Curry and one of these three players will be a big part of Jim Washburn's defensive line rotation.
Hunt has added both weight and speed this offseason. He played in just nine games last season and had just two sacks.
He didn't see a lot of action in his first season removed from the CFL, but he will get a chance to see more action this season.
Graham, Tapp and Hunt will all be battling for two big roster spots and a key reserve spot as well. Training camp and preseason will be everything for these players. There isn't much of a dropoff between any of these players right now and the potential for Hunt or Graham going into 2012 is still unknown at this point.
It's a really bad year to get off to a slow start this summer if you're a defensive end or tackle.
The Eagles' depth is tremendous.
They have experienced veterans like Mike Patterson, Cullen Jenkins and Derek Landri. They also have some good young prospects on the inside, like Fletcher Cox, Antonio Dixon and Cedric Thornton.
Mike Patterson has been a solid player on the Eagles' defensive line since 2005. His numbers have decreased in each of the past two seasons, and he hasn't reached three sacks in one seasons since 2007.
He is still a quality player on the line, but that doesn't cut it on Washburn's unit anymore.

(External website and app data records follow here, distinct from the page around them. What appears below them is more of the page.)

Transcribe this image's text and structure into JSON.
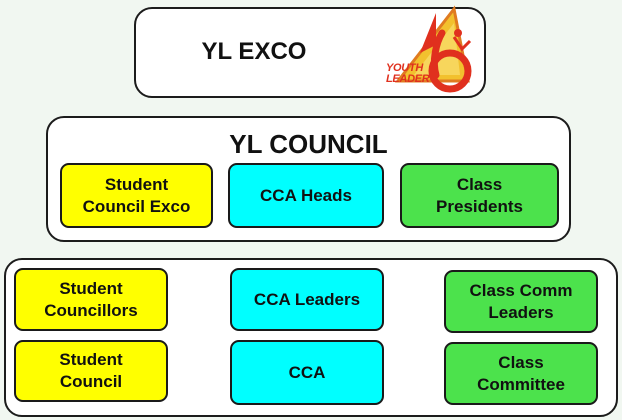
{
  "exco": {
    "title": "YL EXCO",
    "logo": {
      "icon": "youth-leader-logo",
      "line1": "YOUTH",
      "line2": "LEADER"
    }
  },
  "council": {
    "title": "YL COUNCIL",
    "items": [
      {
        "label": "Student\nCouncil Exco",
        "color": "#ffff00"
      },
      {
        "label": "CCA Heads",
        "color": "#00ffff"
      },
      {
        "label": "Class\nPresidents",
        "color": "#4ce24c"
      }
    ]
  },
  "base": {
    "columns": [
      {
        "items": [
          {
            "label": "Student\nCouncillors",
            "color": "#ffff00"
          },
          {
            "label": "Student\nCouncil",
            "color": "#ffff00"
          }
        ]
      },
      {
        "items": [
          {
            "label": "CCA Leaders",
            "color": "#00ffff"
          },
          {
            "label": "CCA",
            "color": "#00ffff"
          }
        ]
      },
      {
        "items": [
          {
            "label": "Class Comm\nLeaders",
            "color": "#4ce24c"
          },
          {
            "label": "Class\nCommittee",
            "color": "#4ce24c"
          }
        ]
      }
    ]
  }
}
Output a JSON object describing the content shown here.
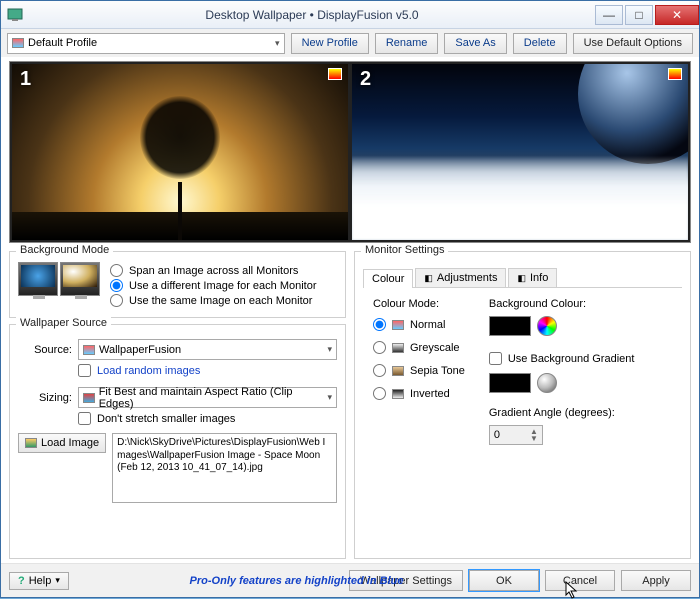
{
  "window": {
    "title": "Desktop Wallpaper • DisplayFusion v5.0"
  },
  "toolbar": {
    "profile_selected": "Default Profile",
    "new_profile": "New Profile",
    "rename": "Rename",
    "save_as": "Save As",
    "delete": "Delete",
    "use_default": "Use Default Options"
  },
  "monitors": {
    "m1_num": "1",
    "m2_num": "2"
  },
  "bgmode": {
    "legend": "Background Mode",
    "opt_span": "Span an Image across all Monitors",
    "opt_diff": "Use a different Image for each Monitor",
    "opt_same": "Use the same Image on each Monitor",
    "selected": "diff"
  },
  "source": {
    "legend": "Wallpaper Source",
    "source_label": "Source:",
    "source_selected": "WallpaperFusion",
    "load_random": "Load random images",
    "sizing_label": "Sizing:",
    "sizing_selected": "Fit Best and maintain Aspect Ratio (Clip Edges)",
    "no_stretch": "Don't stretch smaller images",
    "load_image": "Load Image",
    "path": "D:\\Nick\\SkyDrive\\Pictures\\DisplayFusion\\Web Images\\WallpaperFusion Image - Space Moon (Feb 12, 2013 10_41_07_14).jpg"
  },
  "monitor_settings": {
    "legend": "Monitor Settings",
    "tab_colour": "Colour",
    "tab_adjustments": "Adjustments",
    "tab_info": "Info",
    "colour_mode_label": "Colour Mode:",
    "opt_normal": "Normal",
    "opt_grey": "Greyscale",
    "opt_sepia": "Sepia Tone",
    "opt_inverted": "Inverted",
    "bgcolour_label": "Background Colour:",
    "use_gradient": "Use Background Gradient",
    "grad_angle_label": "Gradient Angle (degrees):",
    "grad_angle_value": "0"
  },
  "footer": {
    "help": "Help",
    "pro_msg": "Pro-Only features are highlighted in Blue",
    "wallpaper_settings": "Wallpaper Settings",
    "ok": "OK",
    "cancel": "Cancel",
    "apply": "Apply"
  }
}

He won't get released this summer, but he could see a reduction in his role for the 2012 season.
Fletcher Cox and Cullen Jenkins are the best inside pass rushers on the line. They will get plenty of opportunities to make plays on passing downs.
Derek Landri had a knack for getting into the backfield and making plays last season. He had 17 solo tackles and two sacks in 12 games while playing in a reserve role on the rotation.
Antonio Dixon and Cedric Thornton will also figure into the mix in training camp. But, one of these players will miss the 53-man roster.
Both are more of physical, run-stuffers than they are pass rushers. Both could be a major part of the line rotation.
The defensive tackle spot is loaded with talent and versatility.
A veteran player like Mike Patterson won't have his starting spot waiting for him as he recovers from his offseason brain surgery. He has to look great in camp in order to maintain his starting job.